> WHAT YOU WILL DO
All lines holding the word "Software" are to be copied from the records beneath.

(Data items)

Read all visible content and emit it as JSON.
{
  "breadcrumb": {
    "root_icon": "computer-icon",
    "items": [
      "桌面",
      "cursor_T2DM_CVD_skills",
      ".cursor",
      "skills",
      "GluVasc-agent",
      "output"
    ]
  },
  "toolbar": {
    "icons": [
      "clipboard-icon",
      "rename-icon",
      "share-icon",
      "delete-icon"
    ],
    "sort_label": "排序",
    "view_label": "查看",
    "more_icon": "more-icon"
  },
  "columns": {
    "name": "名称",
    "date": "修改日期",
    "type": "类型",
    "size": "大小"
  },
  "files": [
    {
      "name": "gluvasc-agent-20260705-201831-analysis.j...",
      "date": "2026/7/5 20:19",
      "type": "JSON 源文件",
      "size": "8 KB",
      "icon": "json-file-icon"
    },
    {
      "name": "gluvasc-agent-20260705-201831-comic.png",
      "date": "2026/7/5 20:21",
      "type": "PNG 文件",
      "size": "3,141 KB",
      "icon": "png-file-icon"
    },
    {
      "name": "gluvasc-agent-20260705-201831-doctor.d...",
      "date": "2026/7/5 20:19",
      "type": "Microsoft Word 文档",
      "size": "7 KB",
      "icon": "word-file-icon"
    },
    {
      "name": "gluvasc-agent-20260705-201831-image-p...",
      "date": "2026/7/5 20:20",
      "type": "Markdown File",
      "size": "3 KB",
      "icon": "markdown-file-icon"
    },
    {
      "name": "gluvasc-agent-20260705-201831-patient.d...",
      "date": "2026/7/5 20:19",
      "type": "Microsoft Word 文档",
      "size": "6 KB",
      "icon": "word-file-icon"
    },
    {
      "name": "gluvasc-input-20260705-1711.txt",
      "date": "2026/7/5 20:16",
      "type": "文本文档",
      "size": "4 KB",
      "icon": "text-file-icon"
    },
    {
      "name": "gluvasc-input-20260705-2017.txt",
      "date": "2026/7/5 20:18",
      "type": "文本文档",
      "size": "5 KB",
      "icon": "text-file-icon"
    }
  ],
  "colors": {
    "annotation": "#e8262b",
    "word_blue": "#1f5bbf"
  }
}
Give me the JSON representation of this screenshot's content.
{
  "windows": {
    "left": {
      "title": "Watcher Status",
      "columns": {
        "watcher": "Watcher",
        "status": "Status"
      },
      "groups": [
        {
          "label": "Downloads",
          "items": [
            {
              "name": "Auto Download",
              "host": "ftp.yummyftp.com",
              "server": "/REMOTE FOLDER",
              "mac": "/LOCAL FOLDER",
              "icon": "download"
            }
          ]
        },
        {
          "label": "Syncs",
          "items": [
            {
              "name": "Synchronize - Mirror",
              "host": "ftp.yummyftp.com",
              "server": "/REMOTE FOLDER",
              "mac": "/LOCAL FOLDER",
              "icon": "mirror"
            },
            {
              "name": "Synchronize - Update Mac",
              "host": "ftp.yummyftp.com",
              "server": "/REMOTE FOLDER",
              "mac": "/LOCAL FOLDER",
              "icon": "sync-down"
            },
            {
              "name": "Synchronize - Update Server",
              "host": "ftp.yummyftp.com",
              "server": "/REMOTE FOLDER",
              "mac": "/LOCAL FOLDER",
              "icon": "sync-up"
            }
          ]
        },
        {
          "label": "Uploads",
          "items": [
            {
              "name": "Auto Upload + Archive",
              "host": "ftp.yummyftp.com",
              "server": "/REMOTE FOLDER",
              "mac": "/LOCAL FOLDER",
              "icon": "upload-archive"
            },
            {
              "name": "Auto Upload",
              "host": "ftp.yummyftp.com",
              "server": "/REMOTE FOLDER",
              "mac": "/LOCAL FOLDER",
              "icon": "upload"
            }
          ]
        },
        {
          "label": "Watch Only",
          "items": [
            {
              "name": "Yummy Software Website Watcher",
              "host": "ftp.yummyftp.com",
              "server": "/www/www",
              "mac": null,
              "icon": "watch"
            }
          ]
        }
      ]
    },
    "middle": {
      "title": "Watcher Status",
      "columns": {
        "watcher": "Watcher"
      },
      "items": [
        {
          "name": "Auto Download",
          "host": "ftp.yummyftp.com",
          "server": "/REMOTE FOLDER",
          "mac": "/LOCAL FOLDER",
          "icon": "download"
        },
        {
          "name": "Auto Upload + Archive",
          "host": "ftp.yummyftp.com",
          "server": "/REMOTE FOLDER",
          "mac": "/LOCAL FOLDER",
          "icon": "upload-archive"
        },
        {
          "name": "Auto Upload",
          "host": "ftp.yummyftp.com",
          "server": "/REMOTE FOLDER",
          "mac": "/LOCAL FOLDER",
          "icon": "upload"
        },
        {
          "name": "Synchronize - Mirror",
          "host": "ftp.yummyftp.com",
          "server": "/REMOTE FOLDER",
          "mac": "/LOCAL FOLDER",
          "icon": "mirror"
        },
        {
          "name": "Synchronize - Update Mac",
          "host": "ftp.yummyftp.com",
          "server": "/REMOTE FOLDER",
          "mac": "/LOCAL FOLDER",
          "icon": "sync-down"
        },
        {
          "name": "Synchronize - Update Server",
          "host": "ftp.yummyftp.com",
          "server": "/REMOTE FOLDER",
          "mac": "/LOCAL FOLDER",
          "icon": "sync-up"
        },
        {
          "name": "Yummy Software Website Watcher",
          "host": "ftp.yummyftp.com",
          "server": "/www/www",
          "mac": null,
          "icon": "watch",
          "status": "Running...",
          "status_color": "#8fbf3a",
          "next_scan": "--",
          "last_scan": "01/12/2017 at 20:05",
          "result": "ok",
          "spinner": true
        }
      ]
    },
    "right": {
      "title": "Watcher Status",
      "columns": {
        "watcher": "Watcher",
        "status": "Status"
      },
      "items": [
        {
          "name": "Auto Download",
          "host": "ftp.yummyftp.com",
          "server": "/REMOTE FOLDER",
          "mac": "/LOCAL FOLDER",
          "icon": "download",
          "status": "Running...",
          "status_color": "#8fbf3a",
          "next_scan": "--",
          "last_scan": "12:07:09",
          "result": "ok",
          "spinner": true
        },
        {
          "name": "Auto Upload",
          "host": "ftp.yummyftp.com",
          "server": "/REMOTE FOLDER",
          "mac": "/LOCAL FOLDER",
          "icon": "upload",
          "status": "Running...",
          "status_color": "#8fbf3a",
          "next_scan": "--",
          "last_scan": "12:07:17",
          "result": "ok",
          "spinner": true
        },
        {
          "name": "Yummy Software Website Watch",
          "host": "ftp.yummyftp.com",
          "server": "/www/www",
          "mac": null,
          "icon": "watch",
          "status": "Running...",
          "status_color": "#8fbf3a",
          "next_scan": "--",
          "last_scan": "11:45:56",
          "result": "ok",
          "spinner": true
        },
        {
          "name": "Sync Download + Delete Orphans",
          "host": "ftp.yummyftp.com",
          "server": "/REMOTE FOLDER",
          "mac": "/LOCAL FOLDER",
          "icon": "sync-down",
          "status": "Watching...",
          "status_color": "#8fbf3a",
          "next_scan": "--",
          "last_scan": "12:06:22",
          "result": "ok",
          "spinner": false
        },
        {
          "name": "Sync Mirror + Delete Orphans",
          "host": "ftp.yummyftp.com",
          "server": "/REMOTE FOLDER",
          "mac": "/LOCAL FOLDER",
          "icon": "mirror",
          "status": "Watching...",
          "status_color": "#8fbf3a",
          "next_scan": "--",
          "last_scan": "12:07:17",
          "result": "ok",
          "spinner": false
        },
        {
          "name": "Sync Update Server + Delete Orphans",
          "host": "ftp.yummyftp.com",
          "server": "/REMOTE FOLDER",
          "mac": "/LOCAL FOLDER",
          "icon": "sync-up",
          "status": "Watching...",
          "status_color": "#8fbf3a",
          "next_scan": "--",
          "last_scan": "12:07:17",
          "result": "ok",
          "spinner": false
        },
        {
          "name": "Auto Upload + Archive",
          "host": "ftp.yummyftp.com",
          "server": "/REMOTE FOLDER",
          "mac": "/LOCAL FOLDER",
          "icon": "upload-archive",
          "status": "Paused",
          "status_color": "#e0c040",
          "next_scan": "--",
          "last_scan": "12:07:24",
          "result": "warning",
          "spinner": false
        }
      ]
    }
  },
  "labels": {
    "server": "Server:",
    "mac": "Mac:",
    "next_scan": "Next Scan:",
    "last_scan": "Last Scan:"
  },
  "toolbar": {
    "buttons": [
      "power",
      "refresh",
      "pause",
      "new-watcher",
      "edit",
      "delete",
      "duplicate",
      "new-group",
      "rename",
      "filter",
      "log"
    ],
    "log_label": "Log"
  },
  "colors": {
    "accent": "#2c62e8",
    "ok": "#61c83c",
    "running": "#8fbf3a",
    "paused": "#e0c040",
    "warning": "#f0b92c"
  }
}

> RESULT
              "name": "Yummy Software Website Watcher",
          "name": "Yummy Software Website Watcher",
          "name": "Yummy Software Website Watch",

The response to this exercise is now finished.